A veteran with post-traumatic stress disorder is facing life in prison for using marijuana to treat his illness. Kristoffer Lewandowski was arrested during a June 2014 raid, for growing a small amount of marijuana in his Oklahoma home. The former Marine who completed two deployments in Iraq and witnessed a handful of traumatic events during the war, was eventually discharged after being evaluated and found 100% disabled due to his deployment.
Lewandowski was reportedly self medicating, using cannabis to treat his PTSD, and was arrested after his neighbors and wife called the police during one of the veteran's PTSD flare-ups. He was charged with several offenses, one of which was felony marijuana cultivation. Under Oklahoma’s unusually strict marijuana laws, the charge carries a maximum penalty of life in prison

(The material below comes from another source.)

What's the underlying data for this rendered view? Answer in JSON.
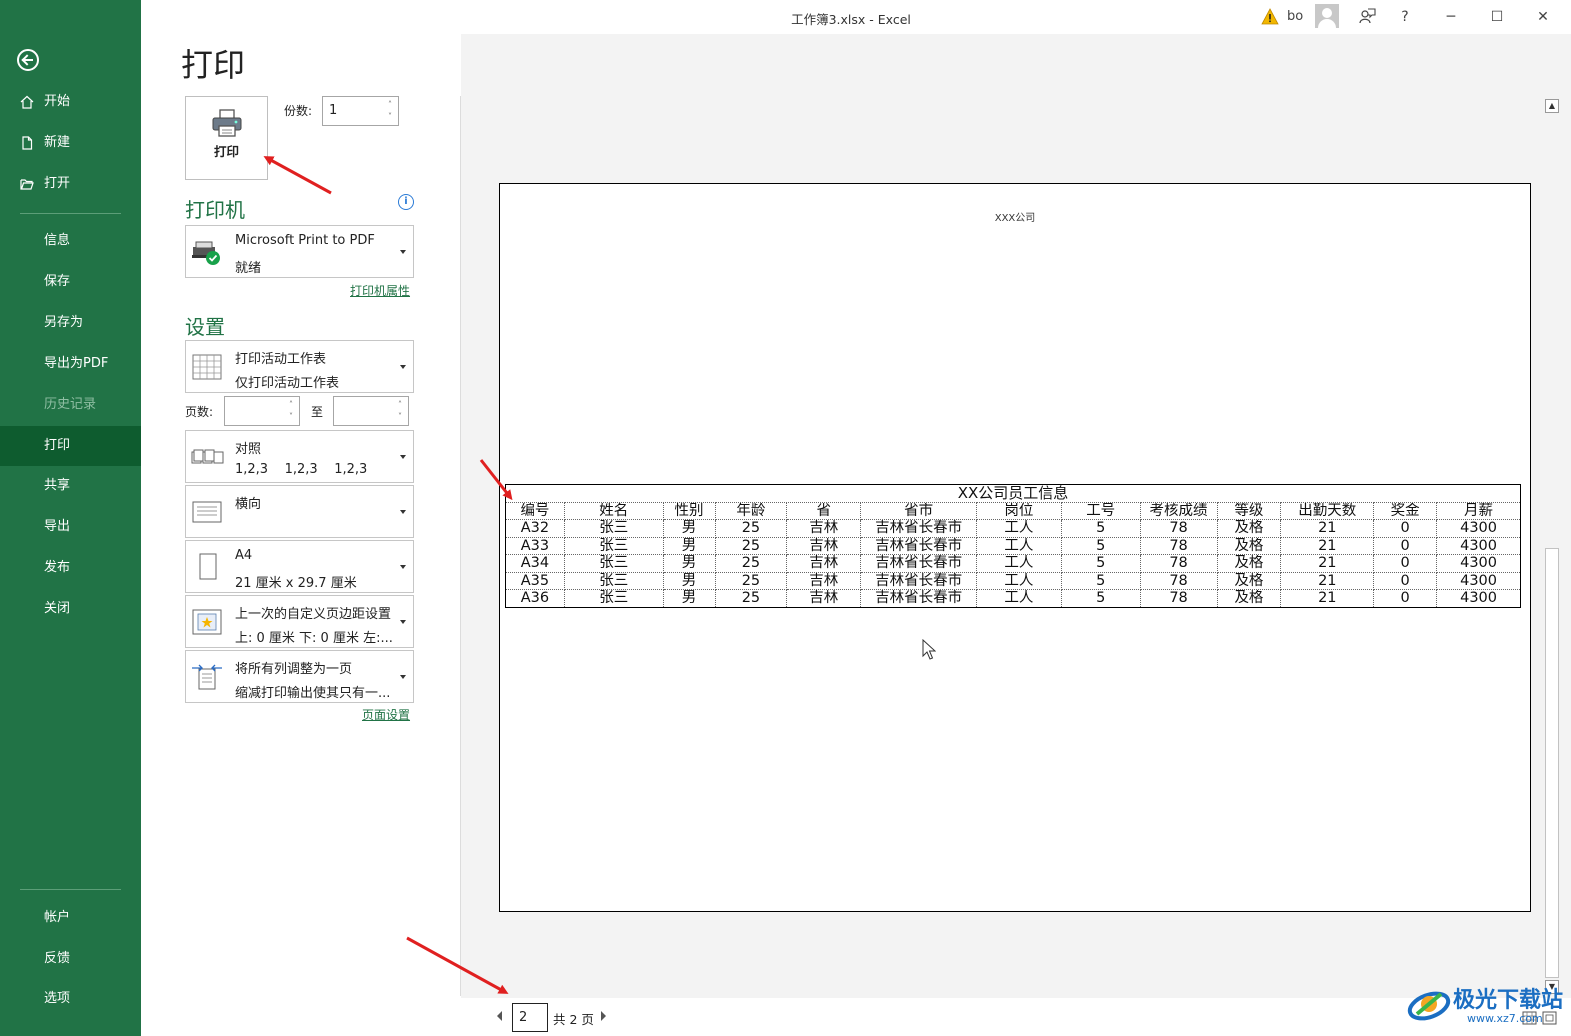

Cannabis is commonly used to treat PTSD
There are many studies that point to the effectiveness of cannabis in treating symptoms of PTSD. The cannabinoid system in the brain is related to memory, and some researchers believe that the THC in marijuana may assist with memory extinction, a term used in the medical community to describe someone's newer memories replacing their old ones.
The memory extinction effect may be able to help PTSD patients reduce their responses to external stimuli that remind them of past traumatic situations. The drug remains one of the most promising options for treating the disorder, but patients like Lewandowski are being punished with severe penalties in states like Oklahoma for simply attempting to treat their illnesses.
Lewandowski was never offered treatment
Instead of offering Lewandowski treatment for his mental illness, they handcuffed him and threatened to put his three children in Child Protective Services. They even coerced his wife to press charges against him for domestic violence under the threat of taking away her children.
Lewandowski was never once offered drug rehabilitation treatment or domestic violence counseling, aside from the potential for a brutal life sentence in prison. His wife said that the medical marijuana proved to be much more effective than the 13 prescription medications he was taking on a daily basis which had severe side effects.
Recent federal law changes allow marijuana to be prescribed in some states for PTSD
This year, the federal government gave the green light for medical marijuana to be researched as a potential treatment for PTSD. The government allocated money for researchers to test marijuana as a treatment for the disorder, and the parameters of the study were already approved by the Department of Health and Human Services in 2014.
The U.S. government also allowed the drug to be prescribed to PTSD veterans, but only in states where it is legalized for medicinal use. In spite of loosening regulations from the federal government, states like Oklahoma and Texas still have draconian drug laws -- even for patients who can clearly benefit from science backed cannabis medicines like Lewandowski.